Before taking his own life on June 10, 2013, Iraq war veteran Daniel Somers wrote in a suicide note,
“Is it any wonder then that the latest figures show 22 veterans killing themselves each day? That is more veterans than children killed at Sandy Hook, every single day . . . Where are the huge policy initiatives? Why isn’t the president standing with those families at the state of the union? Perhaps because we were not killed by a single lunatic, but rather by his own system of dehumanization, neglect, and indifference.”
Despite the Pentagon’s recent claim to the contrary, Somers and many, probably most, of the 22 veterans who commit suicide every day and the 325 active duty military who took their own lives in 2012 (more than the number killed in combat) suffer from PEM Injuries.

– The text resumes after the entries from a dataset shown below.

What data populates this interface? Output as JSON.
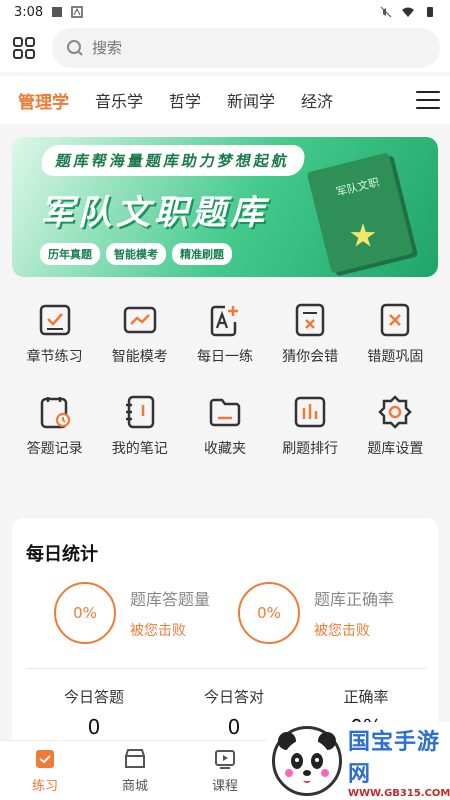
{
  "status_bar": {
    "time": "3:08"
  },
  "search": {
    "placeholder": "搜索"
  },
  "tabs": [
    {
      "label": "管理学",
      "active": true
    },
    {
      "label": "音乐学"
    },
    {
      "label": "哲学"
    },
    {
      "label": "新闻学"
    },
    {
      "label": "经济"
    }
  ],
  "banner": {
    "subtitle": "题库帮海量题库助力梦想起航",
    "title": "军队文职题库",
    "chips": [
      "历年真题",
      "智能模考",
      "精准刷题"
    ],
    "book_label": "军队文职"
  },
  "menu": {
    "row1": [
      "章节练习",
      "智能模考",
      "每日一练",
      "猜你会错",
      "错题巩固"
    ],
    "row2": [
      "答题记录",
      "我的笔记",
      "收藏夹",
      "刷题排行",
      "题库设置"
    ]
  },
  "stats": {
    "heading": "每日统计",
    "left_ring": "0%",
    "left_title": "题库答题量",
    "left_sub": "被您击败",
    "right_ring": "0%",
    "right_title": "题库正确率",
    "right_sub": "被您击败",
    "today": [
      {
        "label": "今日答题",
        "value": "0"
      },
      {
        "label": "今日答对",
        "value": "0"
      },
      {
        "label": "正确率",
        "value": "0%"
      }
    ]
  },
  "bottom_nav": [
    {
      "label": "练习",
      "active": true
    },
    {
      "label": "商城"
    },
    {
      "label": "课程"
    }
  ],
  "watermark": {
    "brand": "国宝手游网",
    "url": "WWW.GB315.COM"
  },
  "colors": {
    "accent": "#f07a36",
    "banner_green": "#2fb872"
  }
}
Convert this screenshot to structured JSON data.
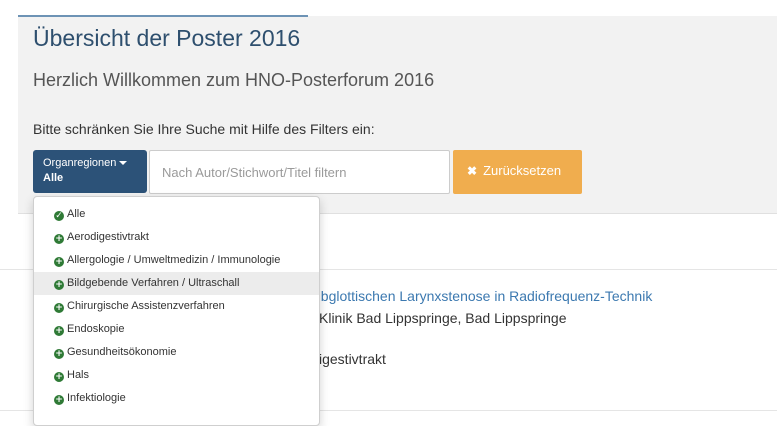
{
  "page": {
    "title": "Übersicht der Poster 2016",
    "welcome": "Herzlich Willkommen zum HNO-Posterforum 2016",
    "filter_hint": "Bitte schränken Sie Ihre Suche mit Hilfe des Filters ein:"
  },
  "filter": {
    "region_button_label": "Organregionen",
    "region_selected": "Alle",
    "search_placeholder": "Nach Autor/Stichwort/Titel filtern",
    "reset_label": "Zurücksetzen"
  },
  "dropdown": {
    "items": [
      {
        "label": "Alle",
        "icon": "check-circle-icon"
      },
      {
        "label": "Aerodigestivtrakt",
        "icon": "plus-circle-icon"
      },
      {
        "label": "Allergologie / Umweltmedizin / Immunologie",
        "icon": "plus-circle-icon"
      },
      {
        "label": "Bildgebende Verfahren / Ultraschall",
        "icon": "plus-circle-icon"
      },
      {
        "label": "Chirurgische Assistenzverfahren",
        "icon": "plus-circle-icon"
      },
      {
        "label": "Endoskopie",
        "icon": "plus-circle-icon"
      },
      {
        "label": "Gesundheitsökonomie",
        "icon": "plus-circle-icon"
      },
      {
        "label": "Hals",
        "icon": "plus-circle-icon"
      },
      {
        "label": "Infektiologie",
        "icon": "plus-circle-icon"
      }
    ]
  },
  "poster": {
    "title_partial": "ubglottischen Larynxstenose in Radiofrequenz-Technik",
    "location_partial": "Klinik Bad Lippspringe, Bad Lippspringe",
    "region_partial": "igestivtrakt"
  },
  "colors": {
    "primary": "#2c5278",
    "warning": "#f0ad4e",
    "success_icon": "#2f7a36",
    "link": "#3c79b0"
  }
}
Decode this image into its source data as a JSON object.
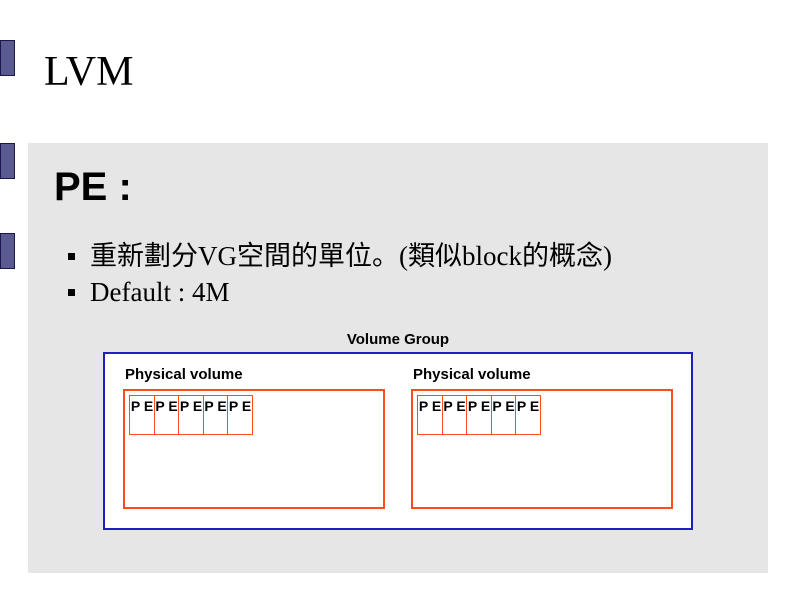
{
  "title": "LVM",
  "subheading": "PE :",
  "bullets": [
    "重新劃分VG空間的單位。(類似block的概念)",
    " Default : 4M"
  ],
  "diagram": {
    "vg_label": "Volume Group",
    "physical_volumes": [
      {
        "label": "Physical volume",
        "pe_cells": [
          "P E",
          "P E",
          "P E",
          "P E",
          "P E"
        ]
      },
      {
        "label": "Physical volume",
        "pe_cells": [
          "P E",
          "P E",
          "P E",
          "P E",
          "P E"
        ]
      }
    ]
  },
  "left_marks_top": [
    40,
    143,
    233
  ]
}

Awarding PEM injured veterans the Purple Heart will prove an effective first step in recognizing such injuries as combat wounds (not as mental illness), that they are real, serious, and life threatening, that PEM injured veterans are not cowards, whiners, lesser or weaker soldiers, and no different from the victims of say an Improvised Explosive Device or a gunshot wound. It will end an era, a Pattonesque mindset, tragically still prevalent today even among veterans and members of the military, of explicit or implicit insensitivity, prejudice, and ignorance regarding the nature, validity, reality, and seriousness of PEM injuries. Further it will recognize and honor those who have sacrificed their psychological, emotional, and moral well being in combat in behalf of their nation. Most importantly, it will begin the process of eliminating the stigma of PEM injuries and hopefully motivate veterans to seek help rather than refuge and escape in alcohol, drug abuse, and suicide.

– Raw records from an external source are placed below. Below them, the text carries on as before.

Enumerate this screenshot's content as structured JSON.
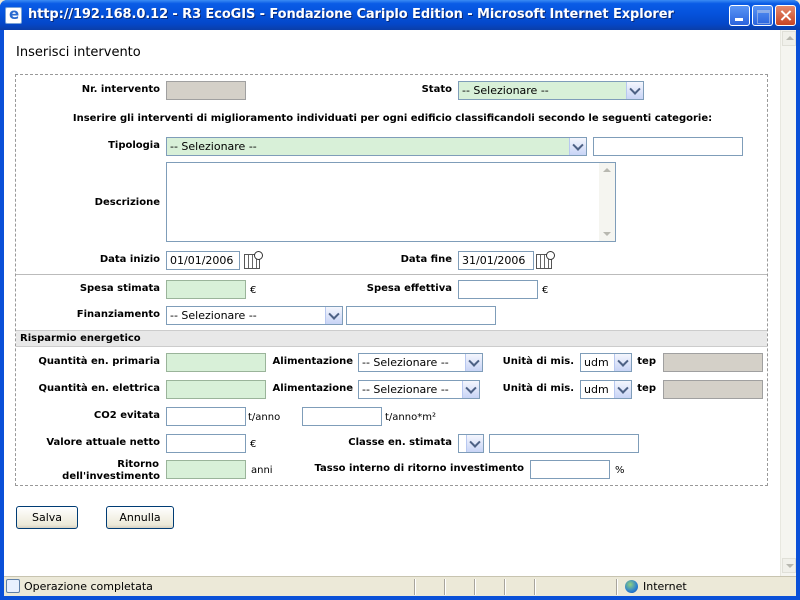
{
  "window": {
    "title": "http://192.168.0.12 - R3 EcoGIS - Fondazione Cariplo Edition - Microsoft Internet Explorer"
  },
  "page": {
    "title": "Inserisci intervento"
  },
  "form": {
    "nr_intervento_label": "Nr. intervento",
    "nr_intervento_value": "",
    "stato_label": "Stato",
    "stato_value": "-- Selezionare --",
    "instructions": "Inserire gli interventi di miglioramento individuati per ogni edificio classificandoli secondo le seguenti categorie:",
    "tipologia_label": "Tipologia",
    "tipologia_value": "-- Selezionare --",
    "tipologia_extra": "",
    "descrizione_label": "Descrizione",
    "data_inizio_label": "Data inizio",
    "data_inizio_value": "01/01/2006",
    "data_fine_label": "Data fine",
    "data_fine_value": "31/01/2006",
    "spesa_stimata_label": "Spesa stimata",
    "spesa_effettiva_label": "Spesa effettiva",
    "currency": "€",
    "finanziamento_label": "Finanziamento",
    "finanziamento_value": "-- Selezionare --",
    "risparmio_header": "Risparmio energetico",
    "qta_primaria_label": "Quantità en. primaria",
    "qta_elettrica_label": "Quantità en. elettrica",
    "alimentazione_label": "Alimentazione",
    "alimentazione_value": "-- Selezionare --",
    "unita_label": "Unità di mis.",
    "unita_value": "udm",
    "tep": "tep",
    "co2_label": "CO2 evitata",
    "co2_unit1": "t/anno",
    "co2_unit2": "t/anno*m²",
    "van_label": "Valore attuale netto",
    "classe_label": "Classe en. stimata",
    "ritorno_label_1": "Ritorno",
    "ritorno_label_2": "dell'investimento",
    "anni": "anni",
    "tasso_label": "Tasso interno di ritorno investimento",
    "percent": "%"
  },
  "buttons": {
    "salva": "Salva",
    "annulla": "Annulla"
  },
  "statusbar": {
    "text": "Operazione completata",
    "zone": "Internet"
  }
}
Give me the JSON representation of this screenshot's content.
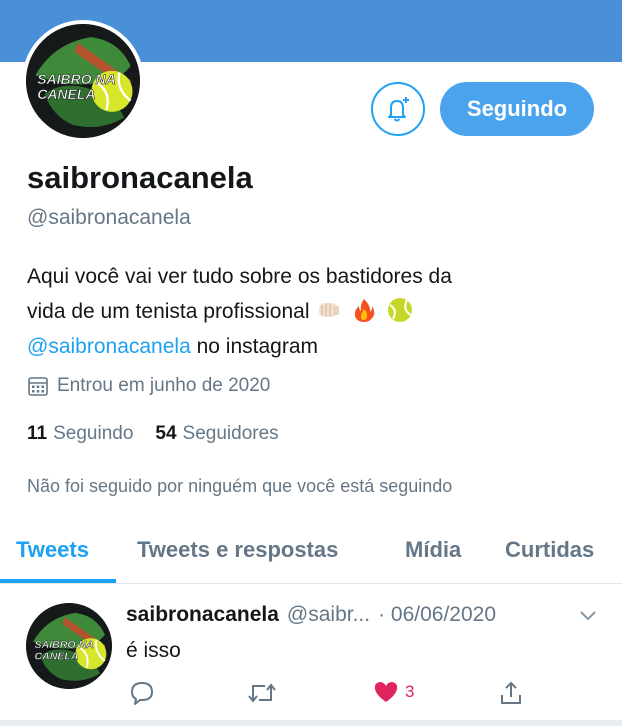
{
  "profile": {
    "avatar_logo_text": "SAIBRO NA CANELA",
    "follow_button_label": "Seguindo",
    "display_name": "saibronacanela",
    "handle": "@saibronacanela",
    "bio_line1": "Aqui você vai ver tudo sobre os bastidores da",
    "bio_line2": "vida de um tenista profissional",
    "bio_emojis": [
      "fist-bump-icon",
      "fire-icon",
      "tennis-ball-icon"
    ],
    "bio_link": "@saibronacanela",
    "bio_suffix": " no instagram",
    "joined": "Entrou em junho de 2020",
    "following_count": "11",
    "following_label": "Seguindo",
    "followers_count": "54",
    "followers_label": "Seguidores",
    "followed_by": "Não foi seguido por ninguém que você está seguindo"
  },
  "tabs": [
    {
      "label": "Tweets",
      "active": true
    },
    {
      "label": "Tweets e respostas",
      "active": false
    },
    {
      "label": "Mídia",
      "active": false
    },
    {
      "label": "Curtidas",
      "active": false
    }
  ],
  "tweet": {
    "name": "saibronacanela",
    "handle": "@saibr...",
    "date": "· 06/06/2020",
    "text": "é isso",
    "like_count": "3"
  },
  "colors": {
    "accent": "#1da1f2",
    "banner": "#4a90d9",
    "like": "#e0245e",
    "muted": "#657786"
  }
}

When we truly embrace and act upon what we claim to know to be true, that in war it is not only the body but the mind and spirit that can sustain injury, when we acknowledge that PEM injured veterans from the Western Front and elsewhere are not suffering from some illness but combat wounded, when we truly recognize the legitimacy and seriousness of their injuries and not just give it lip service, we will understand that awarding the Purple Heart to PEM injured veterans is not threatening the dignity and tradition of the Decoration, or demeaning to its recipients, but curative, uplifting, and right. Let’s do it.
 According to the current criteria, veterans suffering “concussion injuries caused as a result of enemy generated explosions” (Traumatic Brain Injury [TBI]) are eligible for the Purple Heart Award.
Camillo Mac Bica, Ph.D., is a professor of philosophy and ethics at the School of Visual Arts in New York City. His philosophical focus is in Applied Ethics, particularly the relation between war, morality, and healing. Dr. Bica is a former the United States Marine Corps Officer and veteran of the Vietnam War. He is a long-time activist for peace and justice, a member of the Vietnam Veterans Against the War, and Coordinator of the Long Island Chapter of Veterans for Peace. Dr. Bica serves on the National Advisory Board of the “Soul Repair” Center, a research and educational center whose primary mission is to the further understand and treatment of Moral Injury experienced by soldiers returning from war. In addition to his two books “Worthy of Gratitude: Why Veterans May Not Want to be Thanked For Their “Service” in War;“ and “Beyond PTSD: The Moral Casualties of War,” articles by Dr. Bica have been published in numerous philosophical journals and online alternative news sites.